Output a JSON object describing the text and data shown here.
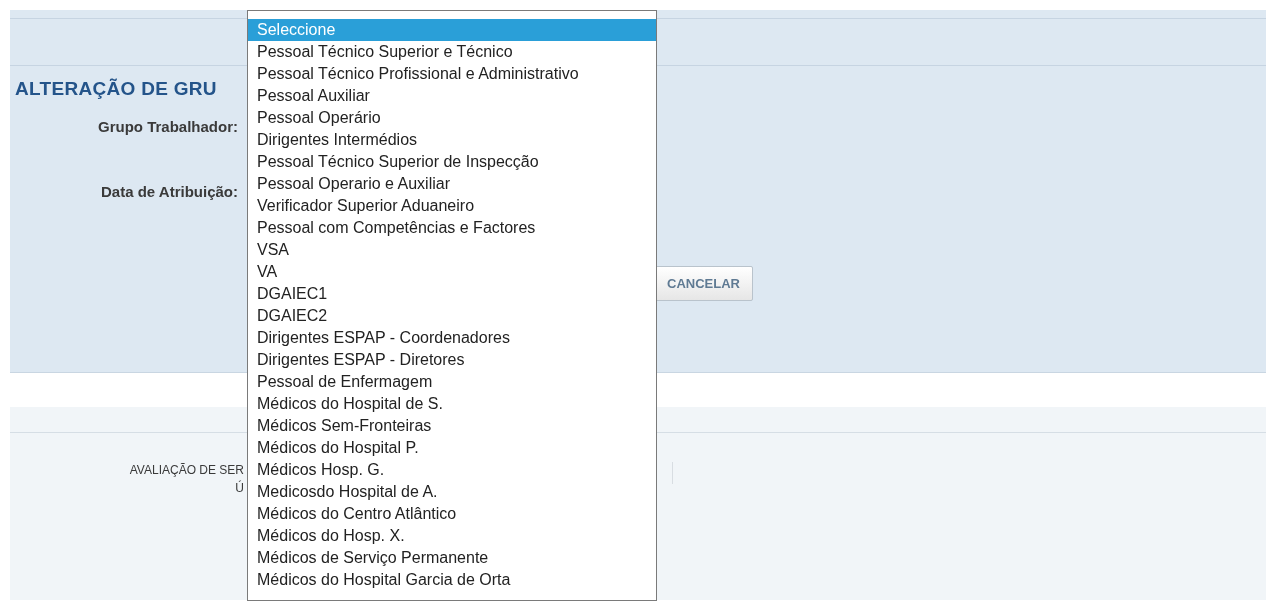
{
  "page": {
    "title": "ALTERAÇÃO DE GRU",
    "fields": [
      {
        "label": "Grupo Trabalhador:"
      },
      {
        "label": "Data de Atribuição:"
      }
    ],
    "buttons": [
      "CANCELAR"
    ]
  },
  "footer": {
    "lines": [
      "AVALIAÇÃO DE SER",
      "Ú"
    ]
  },
  "dropdown": {
    "options": [
      {
        "label": "Seleccione",
        "selected": true
      },
      {
        "label": "Pessoal Técnico Superior e Técnico",
        "selected": false
      },
      {
        "label": "Pessoal Técnico Profissional e Administrativo",
        "selected": false
      },
      {
        "label": "Pessoal Auxiliar",
        "selected": false
      },
      {
        "label": "Pessoal Operário",
        "selected": false
      },
      {
        "label": "Dirigentes Intermédios",
        "selected": false
      },
      {
        "label": "Pessoal Técnico Superior de Inspecção",
        "selected": false
      },
      {
        "label": "Pessoal Operario e Auxiliar",
        "selected": false
      },
      {
        "label": "Verificador Superior Aduaneiro",
        "selected": false
      },
      {
        "label": "Pessoal com Competências e Factores",
        "selected": false
      },
      {
        "label": "VSA",
        "selected": false
      },
      {
        "label": "VA",
        "selected": false
      },
      {
        "label": "DGAIEC1",
        "selected": false
      },
      {
        "label": "DGAIEC2",
        "selected": false
      },
      {
        "label": "Dirigentes ESPAP - Coordenadores",
        "selected": false
      },
      {
        "label": "Dirigentes ESPAP - Diretores",
        "selected": false
      },
      {
        "label": "Pessoal de Enfermagem",
        "selected": false
      },
      {
        "label": "Médicos do Hospital de S.",
        "selected": false
      },
      {
        "label": "Médicos Sem-Fronteiras",
        "selected": false
      },
      {
        "label": "Médicos do Hospital P.",
        "selected": false
      },
      {
        "label": "Médicos Hosp. G.",
        "selected": false
      },
      {
        "label": "Medicosdo Hospital de A.",
        "selected": false
      },
      {
        "label": "Médicos do Centro Atlântico",
        "selected": false
      },
      {
        "label": "Médicos do Hosp. X.",
        "selected": false
      },
      {
        "label": "Médicos de Serviço Permanente",
        "selected": false
      },
      {
        "label": "Médicos do Hospital Garcia de Orta",
        "selected": false
      }
    ]
  }
}
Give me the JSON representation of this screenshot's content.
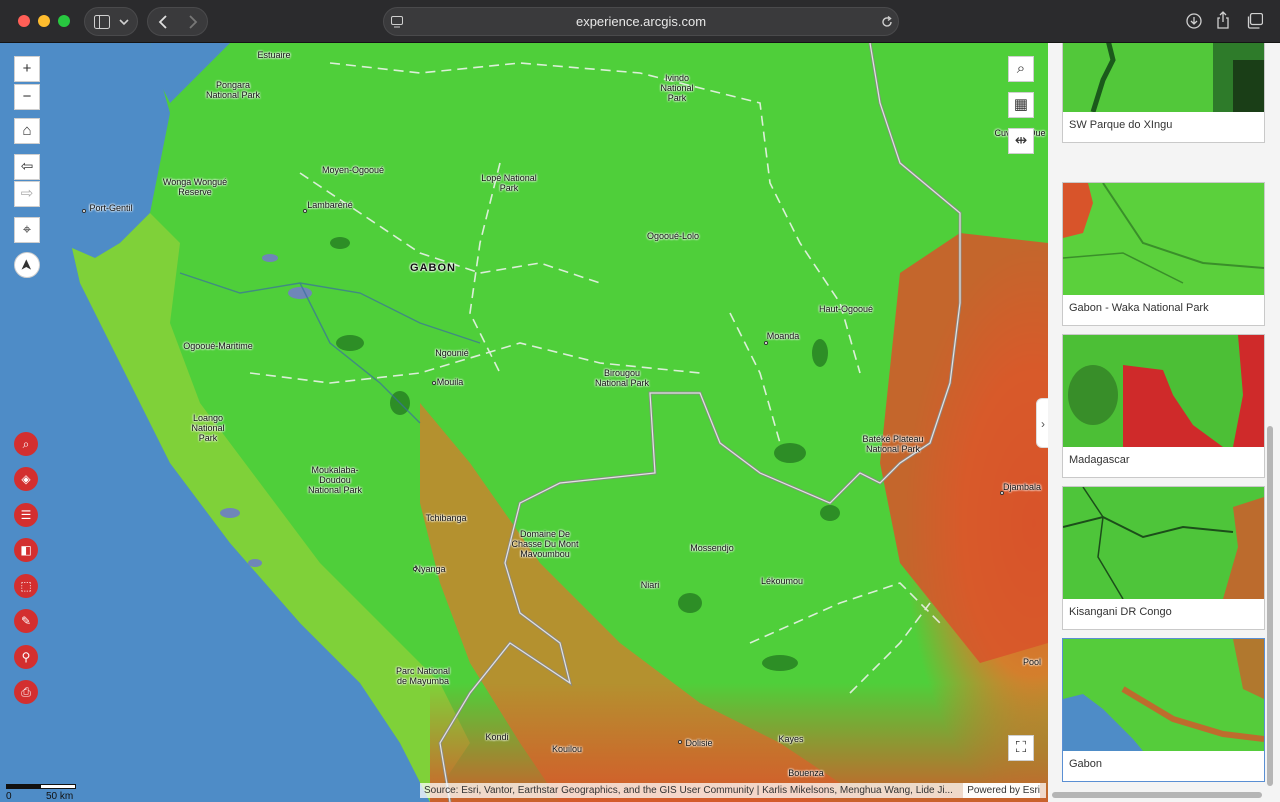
{
  "browser": {
    "url": "experience.arcgis.com",
    "icons": [
      "sidebar-icon",
      "chevron-down-icon",
      "back-icon",
      "forward-icon",
      "site-icon",
      "reload-icon",
      "download-icon",
      "share-icon",
      "tabs-icon"
    ]
  },
  "map": {
    "country_label": "GABON",
    "places": {
      "estuaire": "Estuaire",
      "pongara": "Pongara\nNational Park",
      "ivindo": "Ivindo\nNational\nPark",
      "cuvette": "Cuvette-Oue",
      "moyen_ogooue": "Moyen-Ogooué",
      "wonga": "Wonga Wongué\nReserve",
      "port_gentil": "Port-Gentil",
      "lambarene": "Lambaréné",
      "lope": "Lopé National\nPark",
      "ogooue_lolo": "Ogooué-Lolo",
      "haut_ogooue": "Haut-Ogooué",
      "moanda": "Moanda",
      "ogooue_maritime": "Ogooué-Maritime",
      "ngounie": "Ngounié",
      "mouila": "Mouila",
      "birougou": "Birougou\nNational Park",
      "loango": "Loango\nNational\nPark",
      "bateke": "Batéké Plateau\nNational Park",
      "moukalaba": "Moukalaba-\nDoudou\nNational Park",
      "djambala": "Djambala",
      "domaine": "Domaine De\nChasse Du Mont\nMavoumbou",
      "tchibanga": "Tchibanga",
      "nyanga": "Nyanga",
      "mossendjo": "Mossendjo",
      "niari": "Niari",
      "lekoumou": "Lékoumou",
      "pool": "Pool",
      "mayumba": "Parc National\nde Mayumba",
      "kondi": "Kondi",
      "kouilou": "Kouilou",
      "dolisie": "Dolisie",
      "kayes": "Kayes",
      "bouenza": "Bouenza"
    },
    "attribution": "Source: Esri, Vantor, Earthstar Geographics, and the GIS User Community | Karlis Mikelsons, Menghua Wang, Lide Ji...",
    "powered_by": "Powered by Esri",
    "scale": {
      "start": "0",
      "end": "50 km"
    },
    "tools": {
      "zoom_in": "+",
      "zoom_out": "−",
      "home": "⌂",
      "previous": "⇦",
      "next": "⇨",
      "locate": "⌖",
      "compass": "➤",
      "search": "⌕",
      "qr": "▦",
      "measure": "⇹",
      "fullscreen": "⛶"
    },
    "widgets": [
      "search-widget-icon",
      "layers-icon",
      "legend-icon",
      "swipe-icon",
      "select-icon",
      "basemap-icon",
      "share-network-icon",
      "print-icon"
    ],
    "colors": {
      "water": "#4e8cc7",
      "forest": "#4fcf3a",
      "degraded": "#d8542a",
      "dense": "#1c6b1c"
    }
  },
  "gallery": {
    "items": [
      {
        "label": "SW Parque do XIngu"
      },
      {
        "label": "Gabon - Waka National Park"
      },
      {
        "label": "Madagascar"
      },
      {
        "label": "Kisangani DR Congo"
      },
      {
        "label": "Gabon"
      }
    ],
    "selected": "Gabon"
  }
}
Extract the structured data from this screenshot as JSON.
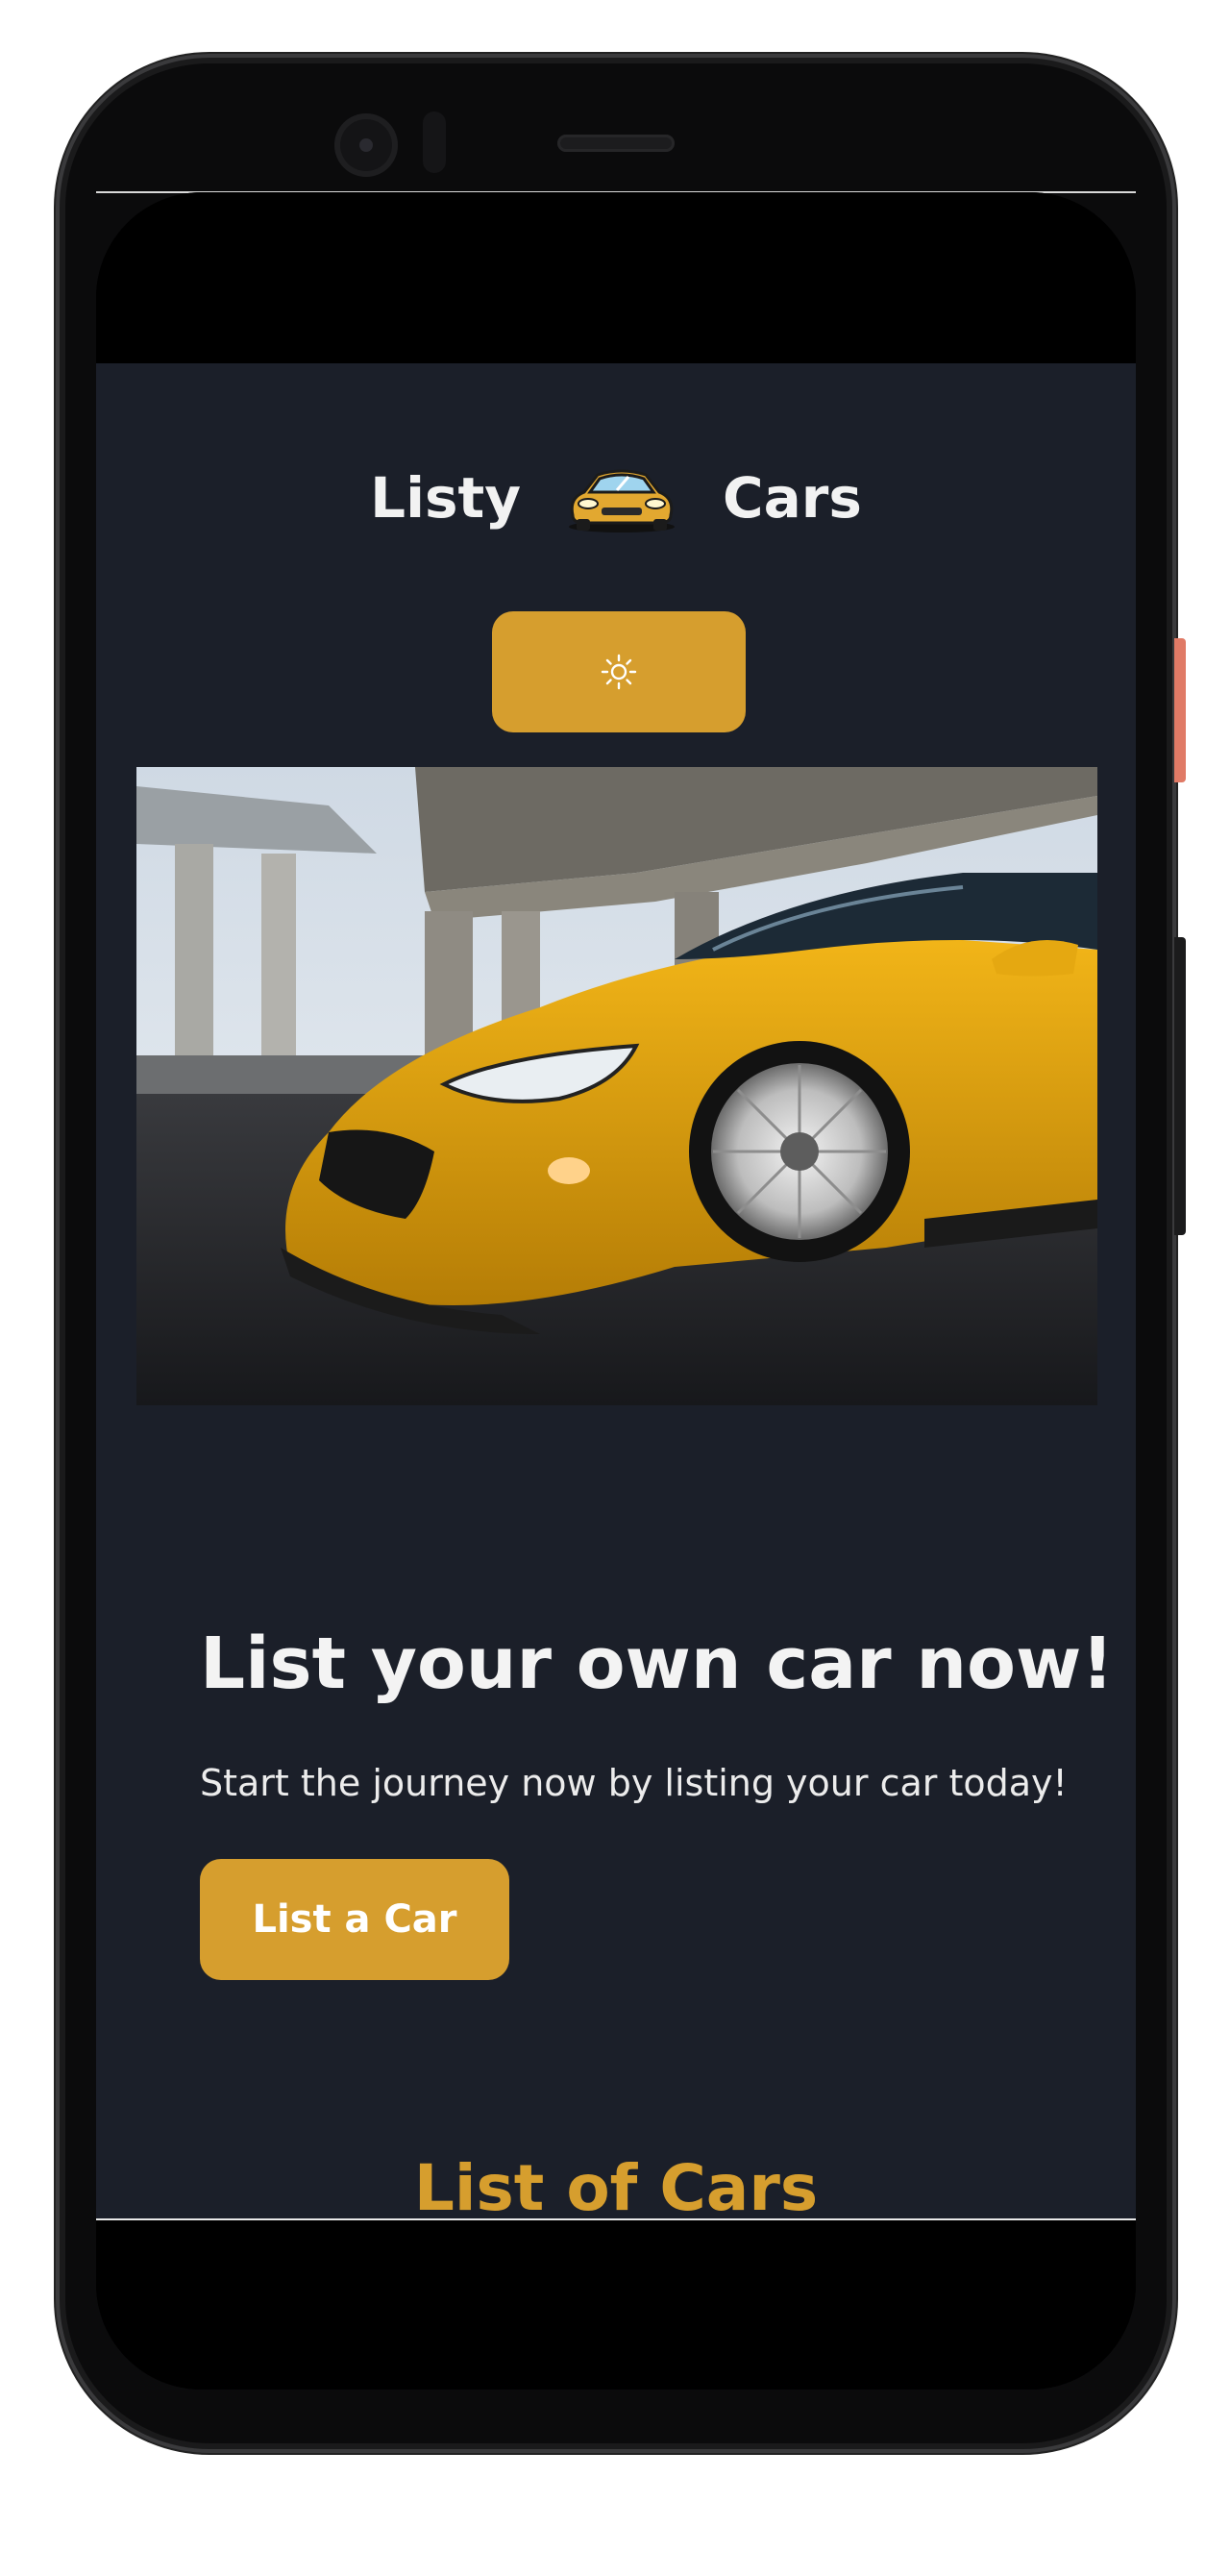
{
  "header": {
    "brand_left": "Listy",
    "brand_right": "Cars",
    "logo_icon": "sports-car-icon",
    "theme_toggle_icon": "sun-icon"
  },
  "hero": {
    "image": "yellow-sports-car-photo",
    "title": "List your own car now!",
    "subtitle": "Start the journey now by listing your car today!",
    "cta_label": "List a Car"
  },
  "cars_section": {
    "title": "List of Cars"
  },
  "colors": {
    "accent": "#d69e2e",
    "page_bg": "#1b1f29",
    "text": "#f2f2f2"
  }
}
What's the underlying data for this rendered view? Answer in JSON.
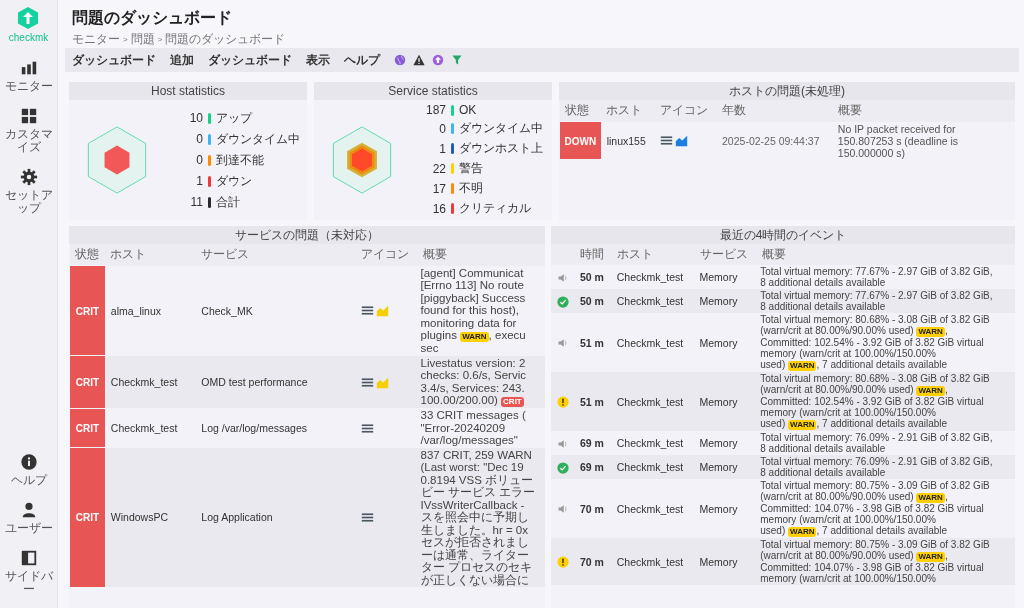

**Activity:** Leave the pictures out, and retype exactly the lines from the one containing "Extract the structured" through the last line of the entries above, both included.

**Answer to the exercise:**
Extract the structured data from this screenshot as JSON.
{
  "header": {
    "brand_left": "Listy",
    "brand_right": "Cars",
    "logo_icon": "sports-car-icon",
    "theme_toggle_icon": "sun-icon"
  },
  "hero": {
    "image": "yellow-sports-car-photo",
    "title": "List your own car now!",
    "subtitle": "Start the journey now by listing your car today!",
    "cta_label": "List a Car"
  },
  "cars_section": {
    "title": "List of Cars"
  },
  "colors": {
    "accent": "#d69e2e",
    "page_bg": "#1b1f29",
    "text": "#f2f2f2"
  }
}
What's the underlying data for this rendered view? Answer in JSON.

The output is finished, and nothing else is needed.